Author + information
- Nicholas Kipshidze, MD, PhDa ()
- Jeffrey W Moses, MD and
- Martin B Leon, MD
We read with great interest the study by Drachman et al.(1). Their study determines long-term effects of stent-based paclitaxel delivery and its influence on neointimal thickening in a rabbit injury model.
Their report highlights the importance of stents with drug delivery capabilities and therefore signals the beginning of the era of “smart” stents. An important question unanswered in their study is the gender bias in paclitaxel therapy. It is well established that the chemotherapeutic effect of paclitaxel is mediated through the plasma membrane estrogen receptors (2). It is also widely accepted that this is particularly effective in breast and ovarian neoplasms (3–5).
In contrast, the estrogen receptors in the human cells, including arterial smooth muscle cells (SMC), are probably less developed in the male cell system. Therefore, it will be extremely interesting to investigate the effect of paclitaxel-coated stents on myointimal hyperplasia in male and female animals.
Another issue of this antiproliferative approach for restenosis is the nonselective nature of this modality, which also includes suppression of endothelial cell growth. Although the Drachman et al. (1)study along with others demonstrates complete endothelialization of the coated stents at follow-up, histology is not always an absolute indicator of the endothelialization process. Many believe there is the phenomenon of pseudo-endothelialization. Synthetic or proliferative SMC that line the surface of the vessel after injury may perform many, but not all, functions of endothelial cells. Therefore, functional studies are necessary to address the issue of true endothelialization and, subsequently, late thrombosis.
Finally, the issue of modulation of collagen production by SMC needs to be addressed. The arrest of SMC migration and proliferation will not be enough to reverse the process of restenosis. It might be that paclitaxel therapy of the vessel wall also abolishes collagen production.
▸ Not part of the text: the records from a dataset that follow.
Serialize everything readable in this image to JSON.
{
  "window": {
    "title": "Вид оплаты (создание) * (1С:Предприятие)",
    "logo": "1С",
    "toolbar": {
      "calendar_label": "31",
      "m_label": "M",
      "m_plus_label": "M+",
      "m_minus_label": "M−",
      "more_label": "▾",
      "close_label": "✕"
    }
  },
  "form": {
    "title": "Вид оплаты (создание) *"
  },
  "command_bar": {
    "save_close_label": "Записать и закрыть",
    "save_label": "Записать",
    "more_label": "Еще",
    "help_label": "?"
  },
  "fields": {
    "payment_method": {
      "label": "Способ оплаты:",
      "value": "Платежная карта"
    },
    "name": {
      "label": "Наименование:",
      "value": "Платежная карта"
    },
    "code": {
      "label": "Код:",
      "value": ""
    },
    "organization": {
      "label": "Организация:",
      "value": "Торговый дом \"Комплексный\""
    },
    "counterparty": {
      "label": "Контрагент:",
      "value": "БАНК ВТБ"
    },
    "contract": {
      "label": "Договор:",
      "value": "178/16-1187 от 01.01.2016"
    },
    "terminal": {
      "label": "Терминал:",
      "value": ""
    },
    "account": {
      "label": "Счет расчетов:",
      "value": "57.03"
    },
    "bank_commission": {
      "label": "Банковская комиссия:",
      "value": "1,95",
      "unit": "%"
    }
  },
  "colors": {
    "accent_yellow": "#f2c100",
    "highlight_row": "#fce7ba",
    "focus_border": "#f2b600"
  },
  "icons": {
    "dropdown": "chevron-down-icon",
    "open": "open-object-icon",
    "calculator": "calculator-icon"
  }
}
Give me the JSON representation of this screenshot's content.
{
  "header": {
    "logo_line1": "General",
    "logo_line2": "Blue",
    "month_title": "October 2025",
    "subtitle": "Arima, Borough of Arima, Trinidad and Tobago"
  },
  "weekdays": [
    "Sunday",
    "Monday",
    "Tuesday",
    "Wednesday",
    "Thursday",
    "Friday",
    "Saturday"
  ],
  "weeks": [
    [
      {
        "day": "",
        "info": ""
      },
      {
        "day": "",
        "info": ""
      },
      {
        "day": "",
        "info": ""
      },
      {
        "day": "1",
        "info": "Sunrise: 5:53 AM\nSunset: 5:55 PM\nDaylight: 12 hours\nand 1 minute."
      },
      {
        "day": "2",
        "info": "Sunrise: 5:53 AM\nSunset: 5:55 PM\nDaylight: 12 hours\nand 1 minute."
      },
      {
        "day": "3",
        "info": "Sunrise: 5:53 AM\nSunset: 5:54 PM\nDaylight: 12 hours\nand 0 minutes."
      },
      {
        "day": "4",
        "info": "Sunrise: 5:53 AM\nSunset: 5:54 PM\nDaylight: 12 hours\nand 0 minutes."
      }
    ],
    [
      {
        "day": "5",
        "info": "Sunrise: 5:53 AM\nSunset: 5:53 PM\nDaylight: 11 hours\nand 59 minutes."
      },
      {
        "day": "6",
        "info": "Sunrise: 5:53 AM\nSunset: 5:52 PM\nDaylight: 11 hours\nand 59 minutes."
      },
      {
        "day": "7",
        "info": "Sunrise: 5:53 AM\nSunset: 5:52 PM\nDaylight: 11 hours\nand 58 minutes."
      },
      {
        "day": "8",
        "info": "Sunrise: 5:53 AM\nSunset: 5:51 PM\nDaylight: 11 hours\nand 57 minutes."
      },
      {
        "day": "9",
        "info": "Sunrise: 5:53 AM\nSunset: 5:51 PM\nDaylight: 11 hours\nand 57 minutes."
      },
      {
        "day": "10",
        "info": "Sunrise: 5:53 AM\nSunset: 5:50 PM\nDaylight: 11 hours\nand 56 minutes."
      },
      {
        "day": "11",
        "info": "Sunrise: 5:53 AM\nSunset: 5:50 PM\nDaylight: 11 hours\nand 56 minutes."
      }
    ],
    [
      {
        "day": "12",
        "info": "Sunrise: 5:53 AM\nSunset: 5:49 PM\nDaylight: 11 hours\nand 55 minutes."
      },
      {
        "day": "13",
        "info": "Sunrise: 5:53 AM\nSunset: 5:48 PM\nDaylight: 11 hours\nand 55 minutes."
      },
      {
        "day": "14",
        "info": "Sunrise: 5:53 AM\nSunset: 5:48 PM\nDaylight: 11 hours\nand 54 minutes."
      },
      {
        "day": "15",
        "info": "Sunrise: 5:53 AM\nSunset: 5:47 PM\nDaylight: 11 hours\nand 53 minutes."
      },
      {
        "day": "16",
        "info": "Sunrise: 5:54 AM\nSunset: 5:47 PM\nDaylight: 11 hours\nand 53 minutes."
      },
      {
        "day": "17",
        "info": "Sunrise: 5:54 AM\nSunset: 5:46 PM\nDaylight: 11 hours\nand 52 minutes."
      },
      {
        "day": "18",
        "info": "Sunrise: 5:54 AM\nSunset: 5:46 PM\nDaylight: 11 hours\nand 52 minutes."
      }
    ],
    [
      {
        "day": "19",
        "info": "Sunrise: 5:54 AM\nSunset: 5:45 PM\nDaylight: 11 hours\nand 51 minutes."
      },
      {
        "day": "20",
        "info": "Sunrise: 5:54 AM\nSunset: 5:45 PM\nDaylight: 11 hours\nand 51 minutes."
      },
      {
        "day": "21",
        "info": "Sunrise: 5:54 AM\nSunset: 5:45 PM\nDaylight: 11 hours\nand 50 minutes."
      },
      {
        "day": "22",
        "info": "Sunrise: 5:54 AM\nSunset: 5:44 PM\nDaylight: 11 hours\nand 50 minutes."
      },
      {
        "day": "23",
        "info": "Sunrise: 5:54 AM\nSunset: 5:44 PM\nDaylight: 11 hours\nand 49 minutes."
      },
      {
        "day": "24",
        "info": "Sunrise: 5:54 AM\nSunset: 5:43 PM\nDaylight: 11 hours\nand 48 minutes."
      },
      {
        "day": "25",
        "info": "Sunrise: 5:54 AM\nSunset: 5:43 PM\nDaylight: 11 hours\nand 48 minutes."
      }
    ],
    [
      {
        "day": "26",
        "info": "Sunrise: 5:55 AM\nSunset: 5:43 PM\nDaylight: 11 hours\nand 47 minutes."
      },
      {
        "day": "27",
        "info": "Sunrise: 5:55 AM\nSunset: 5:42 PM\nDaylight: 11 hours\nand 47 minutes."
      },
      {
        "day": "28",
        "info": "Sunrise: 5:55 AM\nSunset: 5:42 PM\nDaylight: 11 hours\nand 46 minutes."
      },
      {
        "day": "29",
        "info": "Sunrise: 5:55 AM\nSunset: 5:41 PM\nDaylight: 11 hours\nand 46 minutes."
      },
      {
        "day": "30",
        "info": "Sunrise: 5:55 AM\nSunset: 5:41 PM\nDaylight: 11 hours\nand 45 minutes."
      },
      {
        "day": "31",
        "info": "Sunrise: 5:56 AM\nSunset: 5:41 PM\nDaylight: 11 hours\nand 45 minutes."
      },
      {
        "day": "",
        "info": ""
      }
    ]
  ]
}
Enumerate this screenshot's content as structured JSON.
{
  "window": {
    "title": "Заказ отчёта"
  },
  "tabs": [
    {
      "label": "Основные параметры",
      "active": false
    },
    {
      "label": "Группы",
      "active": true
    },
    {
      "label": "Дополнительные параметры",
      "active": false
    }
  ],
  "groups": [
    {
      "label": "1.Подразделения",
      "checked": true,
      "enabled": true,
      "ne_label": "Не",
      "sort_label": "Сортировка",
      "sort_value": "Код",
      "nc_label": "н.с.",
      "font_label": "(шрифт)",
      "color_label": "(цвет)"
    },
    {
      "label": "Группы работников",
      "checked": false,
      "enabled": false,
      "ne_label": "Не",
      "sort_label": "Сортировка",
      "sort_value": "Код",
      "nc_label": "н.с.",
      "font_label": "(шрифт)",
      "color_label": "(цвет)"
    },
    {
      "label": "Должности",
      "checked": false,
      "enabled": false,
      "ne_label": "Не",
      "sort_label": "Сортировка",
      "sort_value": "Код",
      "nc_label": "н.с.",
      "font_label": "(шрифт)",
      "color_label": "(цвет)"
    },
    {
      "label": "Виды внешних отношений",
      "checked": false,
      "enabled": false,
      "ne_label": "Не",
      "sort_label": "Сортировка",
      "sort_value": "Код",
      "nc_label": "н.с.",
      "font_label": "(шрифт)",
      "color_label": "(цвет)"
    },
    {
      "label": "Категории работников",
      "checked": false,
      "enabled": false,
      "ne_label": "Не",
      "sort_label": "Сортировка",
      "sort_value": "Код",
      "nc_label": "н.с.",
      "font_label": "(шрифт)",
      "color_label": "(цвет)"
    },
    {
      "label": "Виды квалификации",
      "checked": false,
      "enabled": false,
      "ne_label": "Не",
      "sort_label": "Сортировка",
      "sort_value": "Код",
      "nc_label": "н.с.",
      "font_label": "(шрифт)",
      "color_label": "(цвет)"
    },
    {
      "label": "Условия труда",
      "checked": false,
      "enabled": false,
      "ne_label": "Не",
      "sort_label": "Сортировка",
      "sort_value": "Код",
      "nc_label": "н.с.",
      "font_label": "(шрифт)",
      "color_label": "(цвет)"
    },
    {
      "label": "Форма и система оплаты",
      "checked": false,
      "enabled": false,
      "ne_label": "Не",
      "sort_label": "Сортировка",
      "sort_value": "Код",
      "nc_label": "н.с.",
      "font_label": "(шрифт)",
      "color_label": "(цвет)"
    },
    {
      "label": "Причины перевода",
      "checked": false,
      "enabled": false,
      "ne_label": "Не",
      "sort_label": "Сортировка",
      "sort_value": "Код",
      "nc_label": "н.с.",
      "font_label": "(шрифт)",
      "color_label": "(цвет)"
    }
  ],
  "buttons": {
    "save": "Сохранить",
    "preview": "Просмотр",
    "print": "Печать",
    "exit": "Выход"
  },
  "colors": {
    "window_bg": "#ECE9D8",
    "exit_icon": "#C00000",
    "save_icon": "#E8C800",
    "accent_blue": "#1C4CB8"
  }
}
Importantly, further in vitro and in vivo studies will help to understand antirestenotic properties of this compound.
Thus, additional experimental studies that will address all these issues might indeed allow us to see the beginning of the end of a long and difficult journey of restenosis prevention.
- American College of Cardiology